A reader (we'll call them IW) writes in with a question:
I plan to accept a job in a new start up as a chemist. The start up is on a solid platform (well backed by a [important biotech geographical area] VC), so there is no issue about stability for a few years. My question is: how should I use this opportunity to stabilize myself professionally in the drug discovery chemistry field. I am hoping some of your readers might have started their careers in a similar fashion and have some advice for the rough future.
My advice to IW (even though I am not too far from their position is this): attempt to achieve some depth first (really get to know your project and your project's chemistry), and then start to see what kind of breadth you want as well.
Recent interviews offer good advice: MQ talks about the "building depth" as such:
Keep learning. Take the time to learn as much as you can about the biology going on within your project, especially your primary assays. Talk to the biologists; ask them how they are run, and how to best interpret the data. Talk with the pK folks as well, and anyone else your project interacts with for data. Try to attend as many higher level meetings as you can to get a feel for how the decision making process is handled in your company. Make it a point to go to general informational seminars in other therapeutic areas. Keep learning new things because you just may find yourself transplanted on very short notice.

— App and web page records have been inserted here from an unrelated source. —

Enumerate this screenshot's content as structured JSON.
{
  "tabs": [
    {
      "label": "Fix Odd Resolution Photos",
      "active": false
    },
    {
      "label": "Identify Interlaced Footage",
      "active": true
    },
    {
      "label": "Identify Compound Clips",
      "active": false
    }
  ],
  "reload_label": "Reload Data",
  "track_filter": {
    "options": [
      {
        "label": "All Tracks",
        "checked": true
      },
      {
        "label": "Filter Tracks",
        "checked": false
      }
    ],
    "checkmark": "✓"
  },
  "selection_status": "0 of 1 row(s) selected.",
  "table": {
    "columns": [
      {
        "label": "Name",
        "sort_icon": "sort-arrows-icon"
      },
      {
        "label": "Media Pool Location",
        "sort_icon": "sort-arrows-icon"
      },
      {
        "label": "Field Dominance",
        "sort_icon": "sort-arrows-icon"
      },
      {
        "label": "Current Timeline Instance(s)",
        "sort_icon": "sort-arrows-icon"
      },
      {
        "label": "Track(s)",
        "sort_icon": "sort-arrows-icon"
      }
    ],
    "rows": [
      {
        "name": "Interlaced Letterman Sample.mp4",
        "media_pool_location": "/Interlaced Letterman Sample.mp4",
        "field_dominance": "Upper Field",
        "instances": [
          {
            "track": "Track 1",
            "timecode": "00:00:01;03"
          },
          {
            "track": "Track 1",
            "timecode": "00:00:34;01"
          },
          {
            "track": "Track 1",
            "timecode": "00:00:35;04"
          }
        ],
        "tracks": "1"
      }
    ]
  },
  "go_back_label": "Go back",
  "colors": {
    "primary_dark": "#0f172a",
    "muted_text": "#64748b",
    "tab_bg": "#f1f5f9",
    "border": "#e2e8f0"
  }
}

Kay talks about the importance of keeping up your communication skills (always a difficult thing for somewhat introverted chemists):
Make sure you keep up your writing and presentation skills. When you're busy in the lab, it's easy to brush off writing reports or presenting your work at meetings. But those skills are important in the long term. You can be a terrific bench chemist but if you can't communicate, you will have a hard time getting jobs and advancing in your career. You have to sell your work and you also have to sell yourself. Those skills are also crucial if you ever decide to leave the bench or move into another career.It's all very difficult and confusing for a young chemist starting out in the industry -- I seem to recall a premed advisor in college (don't ask) saying something like "You know, to get into medical school, it helps to walk on water." But it seems to me that between the learning in the lab, and the learning by talking to people, there will be more than enough opportunity to really start a career on the right track.
Readers, what do you think? Am I crazy?